Among full-time year-round workers age 25 and over, the earnings of females were lower than the earnings of males overall, as well as by education level. For example, median 2011 earnings for full-time year-round workers with a bachelor's degree were 35 percent higher for males than for females. Among those who had only completed high school, median 2011 earnings were also 35 percent higher for males than for females.

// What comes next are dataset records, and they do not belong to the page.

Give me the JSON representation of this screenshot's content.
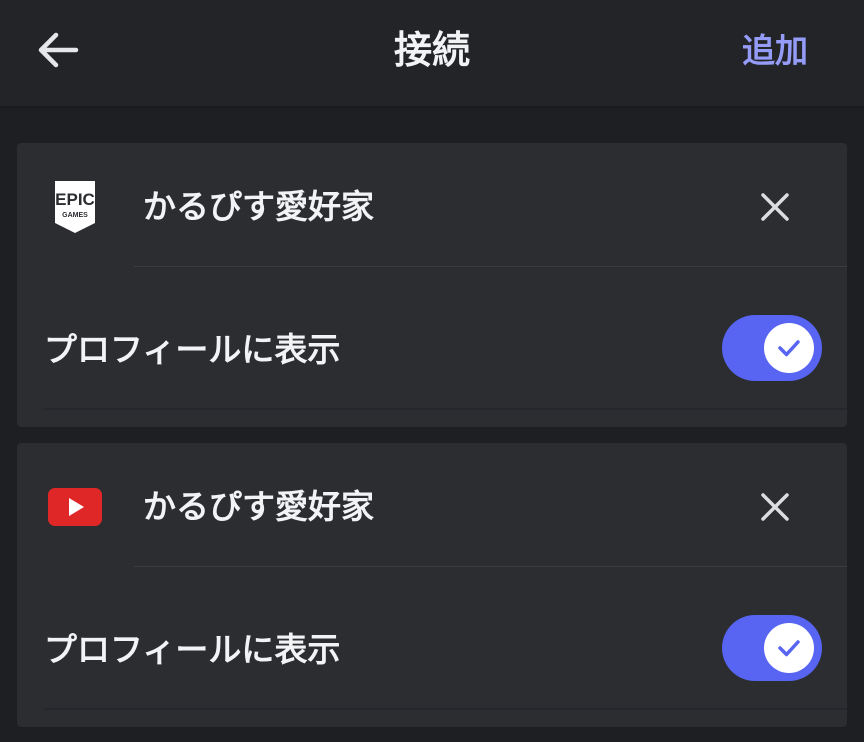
{
  "header": {
    "title": "接続",
    "add_label": "追加",
    "back_icon": "arrow-left-icon"
  },
  "connections": [
    {
      "service": "Epic Games",
      "service_icon": "epic-games-logo",
      "logo_text_top": "EPIC",
      "logo_text_bottom": "GAMES",
      "account_name": "かるぴす愛好家",
      "remove_icon": "close-icon",
      "show_on_profile_label": "プロフィールに表示",
      "show_on_profile": true
    },
    {
      "service": "YouTube",
      "service_icon": "youtube-icon",
      "account_name": "かるぴす愛好家",
      "remove_icon": "close-icon",
      "show_on_profile_label": "プロフィールに表示",
      "show_on_profile": true
    }
  ],
  "colors": {
    "background": "#1e1f23",
    "header": "#232428",
    "card": "#2b2d31",
    "accent": "#949cf7",
    "toggle_on": "#5865f2",
    "youtube_red": "#e02727"
  }
}
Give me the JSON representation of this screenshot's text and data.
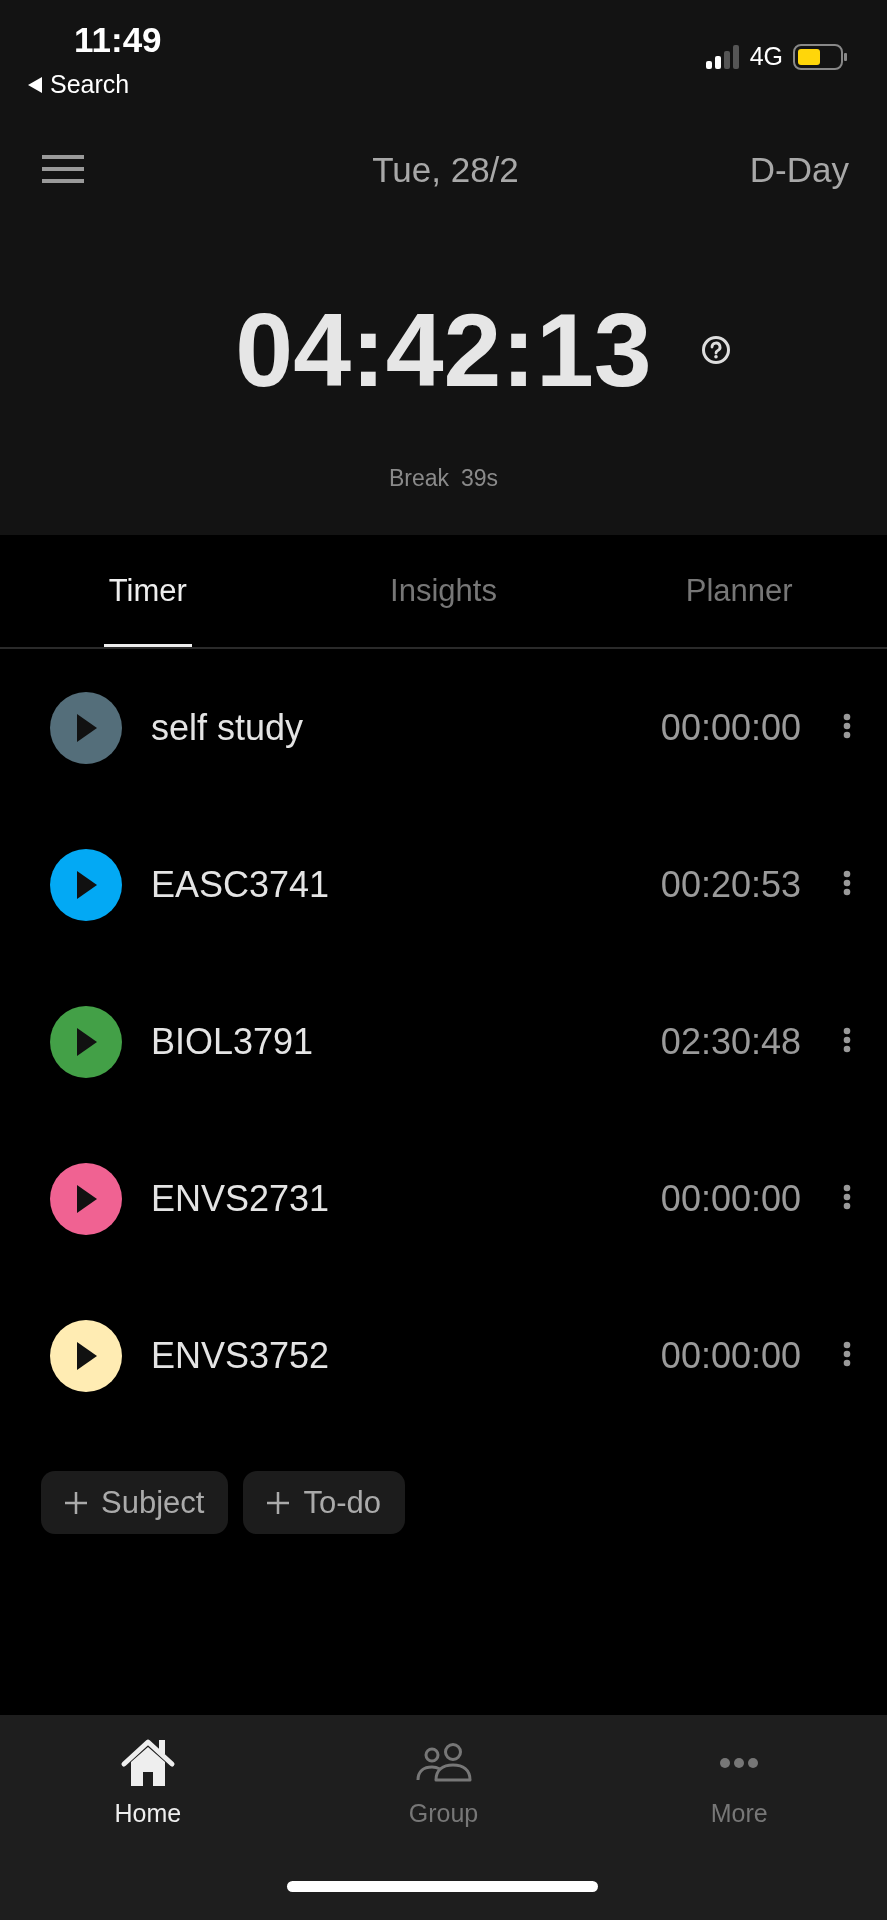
{
  "status_bar": {
    "time": "11:49",
    "back_label": "Search",
    "network": "4G"
  },
  "header": {
    "date": "Tue, 28/2",
    "d_day": "D-Day"
  },
  "timer": {
    "value": "04:42:13",
    "break_label": "Break",
    "break_value": "39s"
  },
  "tabs": [
    {
      "label": "Timer",
      "selected": true
    },
    {
      "label": "Insights",
      "selected": false
    },
    {
      "label": "Planner",
      "selected": false
    }
  ],
  "subjects": [
    {
      "name": "self study",
      "time": "00:00:00",
      "color": "#546e7a"
    },
    {
      "name": "EASC3741",
      "time": "00:20:53",
      "color": "#03a9f4"
    },
    {
      "name": "BIOL3791",
      "time": "02:30:48",
      "color": "#43a047"
    },
    {
      "name": "ENVS2731",
      "time": "00:00:00",
      "color": "#f06292"
    },
    {
      "name": "ENVS3752",
      "time": "00:00:00",
      "color": "#ffecb3"
    }
  ],
  "actions": [
    {
      "label": "Subject"
    },
    {
      "label": "To-do"
    }
  ],
  "bottom_nav": [
    {
      "label": "Home",
      "kind": "home",
      "selected": true
    },
    {
      "label": "Group",
      "kind": "group",
      "selected": false
    },
    {
      "label": "More",
      "kind": "more",
      "selected": false
    }
  ]
}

From 1995 to 2011, net percentage changes in earnings (after adjustment for inflation) varied by highest level of educational attainment and sex. After adjusting for inflation, male full-time year-round workers age 25 and over who did not have a postsecondary degree earned less in 2011 than they did in 1995. For male full-time year-round workers who had a postsecondary degree, changes in median annual earnings from 1995 to 2011 were not significant. For males with a bachelor's degree, for example, median annual earnings in constant 2011 dollars were not significantly different in 1995 ($66,810) than in 2011 ($66,200). In contrast, the median earnings of male full-time year-round workers who had completed high school decreased 7 percent from 1995 ($43,560) to 2011 ($40,450), and the median earnings of those who had attended only some high school also decreased 7 percent from 1995 ($32,740) to 2011 ($30,420). The median annual earnings of female full-time year-round workers who had a bachelor's degree increased 4 percent from 1995 ($47,310) to 2011 ($49,110), and the median earnings of female full-time year-round workers who had completed high school were not significantly different in 1995 ($30,200) than in 2011 ($30,010). In contrast, the median earnings of female full-time year-round workers who had attended only some high school decreased 10 percent from 1995 ($23,360) to 2011 ($21,110).

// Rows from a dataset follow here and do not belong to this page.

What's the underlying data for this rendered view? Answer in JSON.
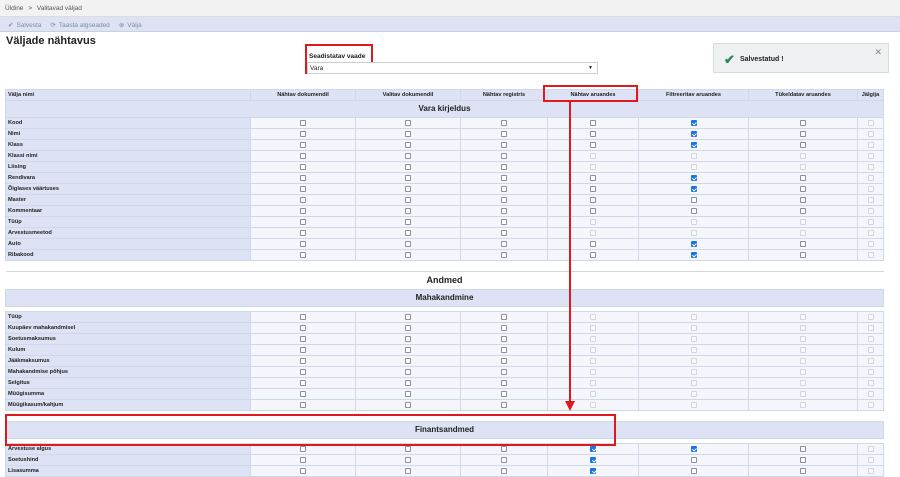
{
  "breadcrumb": {
    "home": "Üldine",
    "sep": ">",
    "current": "Valitavad väljad"
  },
  "toolbar": {
    "save_label": "Salvesta",
    "reset_label": "Taasta algseaded",
    "close_label": "Välja"
  },
  "page": {
    "title": "Väljade nähtavus"
  },
  "view": {
    "label": "Seadistatav vaade",
    "value": "Vara"
  },
  "toast": {
    "message": "Salvestatud !"
  },
  "columns": [
    "Välja nimi",
    "Nähtav dokumendil",
    "Valitav dokumendil",
    "Nähtav registris",
    "Nähtav aruandes",
    "Filtreeritav aruandes",
    "Tükeldatav aruandes",
    "Jälgija"
  ],
  "sections": {
    "vara": "Vara kirjeldus",
    "andmed": "Andmed",
    "mahakandmine": "Mahakandmine",
    "finantsandmed": "Finantsandmed"
  },
  "rows": {
    "vara": [
      {
        "name": "Kood",
        "cb": [
          0,
          0,
          0,
          0,
          1,
          0,
          2
        ]
      },
      {
        "name": "Nimi",
        "cb": [
          0,
          0,
          0,
          0,
          1,
          0,
          2
        ]
      },
      {
        "name": "Klass",
        "cb": [
          0,
          0,
          0,
          0,
          1,
          0,
          2
        ]
      },
      {
        "name": "Klassi nimi",
        "cb": [
          0,
          0,
          0,
          2,
          2,
          2,
          2
        ]
      },
      {
        "name": "Liising",
        "cb": [
          0,
          0,
          0,
          2,
          2,
          2,
          2
        ]
      },
      {
        "name": "Rendivara",
        "cb": [
          0,
          0,
          0,
          0,
          1,
          0,
          2
        ]
      },
      {
        "name": "Õiglases väärtuses",
        "cb": [
          0,
          0,
          0,
          0,
          1,
          0,
          2
        ]
      },
      {
        "name": "Master",
        "cb": [
          0,
          0,
          0,
          0,
          0,
          0,
          2
        ]
      },
      {
        "name": "Kommentaar",
        "cb": [
          0,
          0,
          0,
          0,
          0,
          0,
          2
        ]
      },
      {
        "name": "Tüüp",
        "cb": [
          0,
          0,
          0,
          2,
          2,
          2,
          2
        ]
      },
      {
        "name": "Arvestusmeetod",
        "cb": [
          0,
          0,
          0,
          2,
          2,
          2,
          2
        ]
      },
      {
        "name": "Auto",
        "cb": [
          0,
          0,
          0,
          0,
          1,
          0,
          2
        ]
      },
      {
        "name": "Ribakood",
        "cb": [
          0,
          0,
          0,
          0,
          1,
          0,
          2
        ]
      }
    ],
    "mahakandmine": [
      {
        "name": "Tüüp",
        "cb": [
          0,
          0,
          0,
          2,
          2,
          2,
          2
        ]
      },
      {
        "name": "Kuupäev mahakandmisel",
        "cb": [
          0,
          0,
          0,
          2,
          2,
          2,
          2
        ]
      },
      {
        "name": "Soetusmaksumus",
        "cb": [
          0,
          0,
          0,
          2,
          2,
          2,
          2
        ]
      },
      {
        "name": "Kulum",
        "cb": [
          0,
          0,
          0,
          2,
          2,
          2,
          2
        ]
      },
      {
        "name": "Jääkmaksumus",
        "cb": [
          0,
          0,
          0,
          2,
          2,
          2,
          2
        ]
      },
      {
        "name": "Mahakandmise põhjus",
        "cb": [
          0,
          0,
          0,
          2,
          2,
          2,
          2
        ]
      },
      {
        "name": "Selgitus",
        "cb": [
          0,
          0,
          0,
          2,
          2,
          2,
          2
        ]
      },
      {
        "name": "Müügisumma",
        "cb": [
          0,
          0,
          0,
          2,
          2,
          2,
          2
        ]
      },
      {
        "name": "Müügikasum/kahjum",
        "cb": [
          0,
          0,
          0,
          2,
          2,
          2,
          2
        ]
      }
    ],
    "finantsandmed": [
      {
        "name": "Arvestuse algus",
        "cb": [
          0,
          0,
          0,
          1,
          1,
          0,
          2
        ]
      },
      {
        "name": "Soetushind",
        "cb": [
          0,
          0,
          0,
          1,
          0,
          0,
          2
        ]
      },
      {
        "name": "Lisasumma",
        "cb": [
          0,
          0,
          0,
          1,
          0,
          0,
          2
        ]
      }
    ]
  }
}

|Table E. Median annual earnings of full-time year-round workers 25 years old and over, by selected levels of educational attainment and sex: Selected years, 1995 through 2011|
|[In constant 2011 dollars]|

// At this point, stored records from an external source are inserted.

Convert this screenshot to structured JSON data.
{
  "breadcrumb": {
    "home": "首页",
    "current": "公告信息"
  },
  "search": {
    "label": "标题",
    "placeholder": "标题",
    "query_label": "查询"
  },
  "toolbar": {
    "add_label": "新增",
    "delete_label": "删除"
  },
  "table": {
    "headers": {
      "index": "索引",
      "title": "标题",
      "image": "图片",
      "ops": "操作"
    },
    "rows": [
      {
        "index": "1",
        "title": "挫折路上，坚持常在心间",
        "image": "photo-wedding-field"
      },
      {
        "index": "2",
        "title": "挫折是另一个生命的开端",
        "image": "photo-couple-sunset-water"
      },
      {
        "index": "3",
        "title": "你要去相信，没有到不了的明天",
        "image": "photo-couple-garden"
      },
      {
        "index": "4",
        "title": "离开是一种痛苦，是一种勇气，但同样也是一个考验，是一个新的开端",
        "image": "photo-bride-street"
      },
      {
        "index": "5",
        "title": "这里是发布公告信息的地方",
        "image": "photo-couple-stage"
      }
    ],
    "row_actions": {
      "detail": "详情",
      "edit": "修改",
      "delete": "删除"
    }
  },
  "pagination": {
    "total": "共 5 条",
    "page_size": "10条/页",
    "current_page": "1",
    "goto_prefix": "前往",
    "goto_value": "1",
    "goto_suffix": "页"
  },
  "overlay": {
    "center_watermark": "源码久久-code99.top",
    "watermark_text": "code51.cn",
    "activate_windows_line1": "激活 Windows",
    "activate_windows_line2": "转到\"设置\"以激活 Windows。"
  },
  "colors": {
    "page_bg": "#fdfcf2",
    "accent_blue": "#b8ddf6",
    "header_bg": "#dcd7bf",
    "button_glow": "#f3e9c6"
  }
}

|Sex and year||Some high school, no completion||High school completion||Bachelor's degree|
|SOURCE: U.S. Department of Commerce, Census Bureau, Current Population Reports, Series P-60, Money Income in the United States, 1995 and 2000; and Detailed Income Tabulations from the CPS, 2005 and 2011.|
In 2009, the median annual salary of bachelor's degree recipients employed full time 1 year after graduation was $37,700 in constant 2011 dollars (table 449 and figure 26). Full-time median annual salaries varied by degree field, however. In 2009, graduates employed full time 1 year after receiving bachelor's degrees in engineering had the highest median annual salary ($56,600 in constant 2011 dollars), followed by those with degrees in the health professions ($48,200) and mathematics/computer science ($47,200), and then those with degrees in business/management ($41,900). Among the lowest full-time median annual salaries were those earned by graduates with degrees in the humanities ($30,400) and psychology ($30,800).
Overall, the inflation-adjusted median annual salary of graduates employed full time 1 year after receiving their bachelor's degree was 7 percent lower in 2009 than in 2001. However, the change in median annual salary from 2001 to 2009 varied by degree field, ranging from an increase of 7 percent for graduates with degrees in the health professions to a decrease of 19 percent for those with degrees in mathematics/computer science and a decrease of 16 percent for those with degrees in the humanities. Although the overall median annual salary of graduates employed full time 1 year after graduation decreased from 2001 to 2009, it had previously increased 13 percent from 1991 to 2001. From 1991 to 2009, there was a net increase of 5 percent in the overall median salary.